National Geographic : 1950 Mar
Roaming Africa's Unfenced Zoos BY W. ROBERT MOORE T HE DRIVER of an approaching car jerked his thumb backward like a hitch hiker and slowed down. We held up two fingers. "There's a pride of nine lions a mile down the road; they've made a kill," he shouted as we drew abreast. "Thanks. We just saw two leopards on the left by-pass 300 yards back," we replied. Having thus exchanged information, we accelerated again. A herd of fifty impalas and several shy kudus moved toward the near-by river to drink. A family of monkeys scampered through the bushes. At the moment we gave them scant attention, but drove to the spot where the lions were snarling over a zebra kill and noisily crunching its bones. Vultures wheeled overhead anticipating leftover mor sels. In Kruger National Park This was my introduction one morning to African wild game. We had driven from Johannesburg to Kruger National Park, in the northeast corner of the Union of South Africa. All about us, as we threaded the bush trails, was a veritable alphabet book of beasts and birds. Ranging from antelopes to zebras, our list included baboons, cheetahs, crocodiles, elephants, giraffes, hippos, inyalas, leopards, tsessebes. Here also were weird wildebeests (those crossword-puzzle gnus!), duikers, klipspring ers, stalking secretary birds, and ugly wart hogs. And lions-we counted 65 in two days!* This was no fenced-in zoo, but a vast wild life domain of roughly 5,000,000 acres where the animals wander at will and fight their own battles unhampered by man. We in our cars were the ones that were "caged"; the animals are free. Thanks to "Oom Paul" Kruger, president of the onetime Boer Republic of Transvaal, and other kindred-minded persons who set apart this and several smaller reserves in the Union, South Africa still has a striking sample of the wildlife that roamed the land before man came to dig gold, hunt diamonds, culti vate farms, and build cities.
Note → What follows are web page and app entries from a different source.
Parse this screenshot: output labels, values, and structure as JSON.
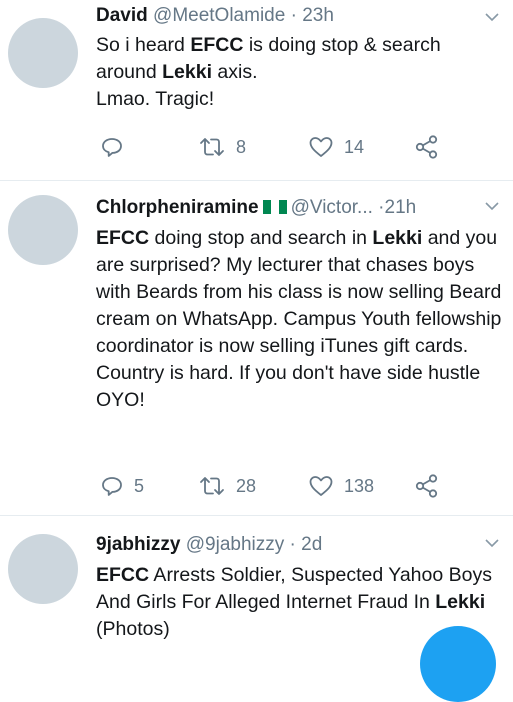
{
  "tweets": [
    {
      "name": "David",
      "handle": "@MeetOlamide",
      "dot": "·",
      "time": "23h",
      "flag": false,
      "text_html": "So i heard <b>EFCC</b> is doing stop &amp; search around <b>Lekki</b> axis.<br>Lmao. Tragic!",
      "reply_count": "",
      "retweet_count": "8",
      "like_count": "14"
    },
    {
      "name": "Chlorpheniramine",
      "handle": "@Victor...",
      "dot": "·",
      "time": "21h",
      "flag": true,
      "text_html": "<b>EFCC</b> doing stop and search in <b>Lekki</b> and you are surprised? My lecturer that chases boys with Beards from his class is now selling Beard cream on WhatsApp. Campus Youth fellowship coordinator is now selling iTunes gift cards. Country is hard. If you don't have side hustle OYO!",
      "reply_count": "5",
      "retweet_count": "28",
      "like_count": "138"
    },
    {
      "name": "9jabhizzy",
      "handle": "@9jabhizzy",
      "dot": "·",
      "time": "2d",
      "flag": false,
      "text_html": "<b>EFCC</b> Arrests Soldier, Suspected Yahoo Boys And Girls For Alleged Internet Fraud In <b>Lekki</b> (Photos)"
    }
  ],
  "icons": {
    "reply": "reply-icon",
    "retweet": "retweet-icon",
    "like": "heart-icon",
    "share": "share-icon",
    "caret": "chevron-down-icon"
  },
  "colors": {
    "text": "#14171a",
    "muted": "#657786",
    "avatar": "#ccd6dd",
    "divider": "#e6ecf0",
    "accent": "#1da1f2",
    "flag_green": "#008751"
  }
}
The satirist, Jonathan Swift, once taunted map makers with the verse: So geographers, in Afric maps, With savage pictures fill their gaps, And o'er unhabitable downs Place elephants for want of towns. As you travel through the Rhodesias, Tan ganyika, Kenya, Uganda, French Equatorial Africa, the Belgian Congo, or elsewhere on the continent, you wonder if those old map pictures weren't appropriate after all. Africa has its unhabitable downs (tracts of open uplands) and its elephants, plus a fabu lous variety of other animals. No other con tinent possesses such abundant wildlife. But here, as in other parts of the world, game is retreating before man's quest for land. Fortunately, as the demand for farms and pastures expands, most countries and colonies are making provision to preserve at least a portion of their rich heritage of wildlife, par ticularly species threatened with extinction. Scattered over the face of Africa today are well over 100 game reserves of one type or another. Among the best known are Kruger National Park in South Africa and Parc Na tional Albert in the Belgian Congo. Natives Protest Game Protection In many places African natives fail to ap preciate the preservation of game. They see no reason why they should not kill animals when and where they please. "Those Government cattle," growled one old chief who lives beside one such reserve. "They eat our crops, yet the Government protects them!" While the destruction of game in Africa is nowhere so wanton as was the slaughter of bison in our West, there is a striking similarity between Buffalo Bill's shooting of buffaloes to supply meat for railway construction gangs and the acknowledged slaughter in the Bel gian Congo of 60,000 elephants annually, mainly to provide food for native workers in the mines. Elephants, biggest of all land mammals, range over a sizable portion of the continent.t In places such as South Africa where they once were plentiful, their numbers now can be counted in scores or a few hundred at most. But from the Rhodesias northward there are thousands. * See, in the NATIONAL GEOGRAPHIC MAGAZINE: "Wings Over Nature's Zoo in Africa," 20 ills. in duo tone, October, 1939; "When a Drought Blights Africa," by A. T. Curle, April, 1929; "Wild Man and Wild Beast in Africa," by Theodore Roosevelt, January, 1911. T See, in the NATIONAL GEOGRAPHIC MAGAZINE: "Nature's Most Amazing Mammal (Elephants)," by Edmund Heller, June, 1934; and "Elephant Hunting in Equatorial Africa with Rifle and Camera," by Carl E. Akeley, August, 1912.